Emerging Markets Radar (May 12, 2014)
- The latest Greek unemployment reading provides more evidence that suggests the dire jobs situation in Greece is stabilizing. The country’s unemployment rate improved in February to 26.5 percent, easing to its lowest in more than a year, and having fallen for the fifth-straight month. It is another sign that the Greek economy, and peripheral Europe in general, is emerging from a six-year slump, during which the unemployment rate has more than tripled.
- Hungary’s manufacturing purchasing manager index (PMI) rose to 54.6 points in April from 53.7 in March, according to the Hungarian Association of Logistics, Purchasing and Inventory Management.
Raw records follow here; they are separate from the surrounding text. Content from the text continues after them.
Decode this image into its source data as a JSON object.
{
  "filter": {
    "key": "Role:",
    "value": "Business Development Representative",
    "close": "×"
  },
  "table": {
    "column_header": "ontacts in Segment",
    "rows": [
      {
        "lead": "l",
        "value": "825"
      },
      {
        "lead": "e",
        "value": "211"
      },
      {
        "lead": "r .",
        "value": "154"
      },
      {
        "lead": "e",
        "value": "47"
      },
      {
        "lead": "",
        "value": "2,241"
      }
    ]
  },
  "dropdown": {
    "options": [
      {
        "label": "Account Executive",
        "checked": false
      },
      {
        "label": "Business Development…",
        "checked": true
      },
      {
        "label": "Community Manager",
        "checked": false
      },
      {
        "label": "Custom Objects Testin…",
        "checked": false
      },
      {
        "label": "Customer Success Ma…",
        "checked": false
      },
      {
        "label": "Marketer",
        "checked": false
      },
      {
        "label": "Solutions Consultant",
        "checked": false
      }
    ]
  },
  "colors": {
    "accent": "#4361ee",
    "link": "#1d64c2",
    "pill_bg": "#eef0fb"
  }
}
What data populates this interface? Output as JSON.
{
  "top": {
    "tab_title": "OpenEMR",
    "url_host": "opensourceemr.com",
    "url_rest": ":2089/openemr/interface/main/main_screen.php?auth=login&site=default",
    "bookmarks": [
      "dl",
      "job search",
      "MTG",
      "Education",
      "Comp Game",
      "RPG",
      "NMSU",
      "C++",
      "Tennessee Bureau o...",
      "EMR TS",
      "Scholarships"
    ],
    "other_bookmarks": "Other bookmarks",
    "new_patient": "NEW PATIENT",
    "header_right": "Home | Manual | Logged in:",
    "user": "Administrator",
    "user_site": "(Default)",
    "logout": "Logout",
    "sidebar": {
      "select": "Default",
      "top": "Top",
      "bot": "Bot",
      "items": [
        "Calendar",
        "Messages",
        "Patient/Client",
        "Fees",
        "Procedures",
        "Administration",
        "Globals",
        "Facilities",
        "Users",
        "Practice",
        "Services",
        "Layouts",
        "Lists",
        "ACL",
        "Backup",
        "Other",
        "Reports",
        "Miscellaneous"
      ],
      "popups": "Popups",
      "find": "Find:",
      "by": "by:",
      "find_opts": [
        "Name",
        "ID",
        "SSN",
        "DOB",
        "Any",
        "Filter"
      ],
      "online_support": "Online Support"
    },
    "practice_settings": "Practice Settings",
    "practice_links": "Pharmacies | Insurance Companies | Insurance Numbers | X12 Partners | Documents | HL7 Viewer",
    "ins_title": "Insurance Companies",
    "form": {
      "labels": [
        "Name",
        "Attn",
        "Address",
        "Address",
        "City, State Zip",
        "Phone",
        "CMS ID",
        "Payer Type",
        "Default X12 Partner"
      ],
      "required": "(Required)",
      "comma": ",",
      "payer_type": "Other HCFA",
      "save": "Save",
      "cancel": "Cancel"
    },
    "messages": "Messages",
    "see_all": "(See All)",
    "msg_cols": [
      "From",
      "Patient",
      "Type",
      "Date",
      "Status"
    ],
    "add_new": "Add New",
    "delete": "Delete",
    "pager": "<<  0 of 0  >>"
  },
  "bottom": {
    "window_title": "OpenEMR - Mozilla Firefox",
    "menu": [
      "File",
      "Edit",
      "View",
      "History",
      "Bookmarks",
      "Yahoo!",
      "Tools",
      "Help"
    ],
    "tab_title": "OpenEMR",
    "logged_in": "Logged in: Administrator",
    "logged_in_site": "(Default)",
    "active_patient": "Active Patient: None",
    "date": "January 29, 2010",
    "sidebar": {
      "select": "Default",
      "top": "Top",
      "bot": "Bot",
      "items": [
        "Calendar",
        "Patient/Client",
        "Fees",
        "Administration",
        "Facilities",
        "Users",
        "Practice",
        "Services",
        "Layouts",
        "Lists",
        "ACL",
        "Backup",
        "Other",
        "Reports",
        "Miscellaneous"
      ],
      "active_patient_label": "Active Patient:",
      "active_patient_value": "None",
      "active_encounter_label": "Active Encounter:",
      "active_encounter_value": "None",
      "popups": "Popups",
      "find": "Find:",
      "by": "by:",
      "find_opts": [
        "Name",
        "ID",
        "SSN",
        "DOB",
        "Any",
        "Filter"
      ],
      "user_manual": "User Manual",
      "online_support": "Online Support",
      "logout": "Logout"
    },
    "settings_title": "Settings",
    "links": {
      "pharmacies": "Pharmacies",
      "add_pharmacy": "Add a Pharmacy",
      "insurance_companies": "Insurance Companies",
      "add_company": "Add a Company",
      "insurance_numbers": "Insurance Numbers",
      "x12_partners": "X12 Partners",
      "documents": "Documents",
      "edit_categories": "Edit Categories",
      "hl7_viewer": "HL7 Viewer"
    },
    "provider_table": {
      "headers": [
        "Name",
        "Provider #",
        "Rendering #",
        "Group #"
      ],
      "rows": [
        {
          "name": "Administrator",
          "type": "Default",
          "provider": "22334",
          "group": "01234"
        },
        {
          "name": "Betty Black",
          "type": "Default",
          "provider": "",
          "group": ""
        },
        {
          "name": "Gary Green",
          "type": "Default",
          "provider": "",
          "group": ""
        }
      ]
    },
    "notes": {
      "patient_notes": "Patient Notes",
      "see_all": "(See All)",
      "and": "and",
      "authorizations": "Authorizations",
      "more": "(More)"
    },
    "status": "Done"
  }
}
The production quantity sub-index rose relative to March and is now signaling an expansion for the sixth-consecutive month.
- The Philippines won a credit rating upgrade, to BBB from BBB-, from Standard & Poor’s. The upgrade comes a year after the country was raised to investment grade, aided by President Benigno Aquino’s ongoing reforms to address shortcomings in structural, administrative, institutional, and governance areas.
- Expansion in China's services industry slowed slightly in April, with employment growth slipping to a seven-month low, according to the Markit Services PMI survey. Markit’s manufacturing PMI showed that activity contracted for a fourth-consecutive month in April, with the index at 48.1. The consumer price index, which fell to an 18-month low, and the producer price index both continue to show weakness in the domestic economy leading to speculation that the government may implement more easing measures in the coming weeks.
- Germany's industrial output dropped unexpectedly in March, largely driven by contraction in construction activity. Industrial production fell 0.5 percent in March from February, the first decrease in five months. Similarly, German factory orders fell 2.8 percent in March, missing economists’ expectations for a 0.3 percent rise, signaling that growth in Europe’s largest economy remains uneven.
- Czech retail sales grew at a slower than expected pace in March, after posting the fastest gain in more than five years in the previous month. Retail sales rose a working-day-adjusted 5.2 percent from last year, while economists predicted a 7.3 percent growth. The measure rose 8.1 percent in February.
- China’s exports and imports unexpectedly rose in April, with overseas shipments increasing 0.9 percent from a year earlier, beating analysts’ estimates for a 3 percent drop. Imports gained 0.8 percent, bringing the trade surplus to $18.46 billion. The trade figures may prove to be even stronger considering last year’s April trade numbers were reportedly inflated by fraudulent invoicing. The Chinese economy is benefitting from the strength of its main trading partners, as export growth to the U.S. and EU rose 12.0 percent and 15.1 percent from last year.
- Indian stocks rallied to a record on speculation that election results next week may show a victory by the main opposition party. The index has climbed 8.6 percent this year supported by a $5.6 billion inflow by foreign buyers, as investors bet a win from Bharatiya Janata Party’s Narendra Modi will allow him to boost economic growth from the lowest level in a decade.
- Dubai banks are reportedly seeking Islamic bank acquisitions overseas as new capital rules limit their opportunities at home. Domestic loan growth is constrained by central bank rules limiting exposure to a rapidly rising property market. For Islamic banks, markets including Turkey and Indonesia are especially attractive because they have predominantly Muslim populations with double-digit loan growth.
- Thai Prime Minister Yingluck Shinawatra was removed from office by the Constitutional Court, accused of violating the constitution and abusing power in the appointment of the secretary-general of the National Security Council. The government’s supporters have called for marches into Bangkok to oppose the ruling, increasing the risk of political instability ahead of the July elections.
- Macau casinos dropped heavily in Hong Kong trading amid concern that a crackdown on illegal money transfers will pare demand. China is cracking down on the use of hand-held card-swipers within casino resorts amid concerns that tens of billions of yuan in illicit funds are being taken out of the mainland and into Macau. China may tighten rules for visitors to Macau which could translate into lesser visitor demand to the casinos.
- Russia's private sector output shrunk for a second-straight month in April and at the fastest pace in nearly five years, according to HSBC. The Markit Russia composite PMI fell to 47.6 in April from 47.8 in March and the lowest since May 2009. Total new orders, both manufacturing and services, fell at the quickest rate in nearly five years. As a result, private sector employment fell for the tenth month in a row and at a near-record pace. Russia may already be in a technical recession according to the IMF.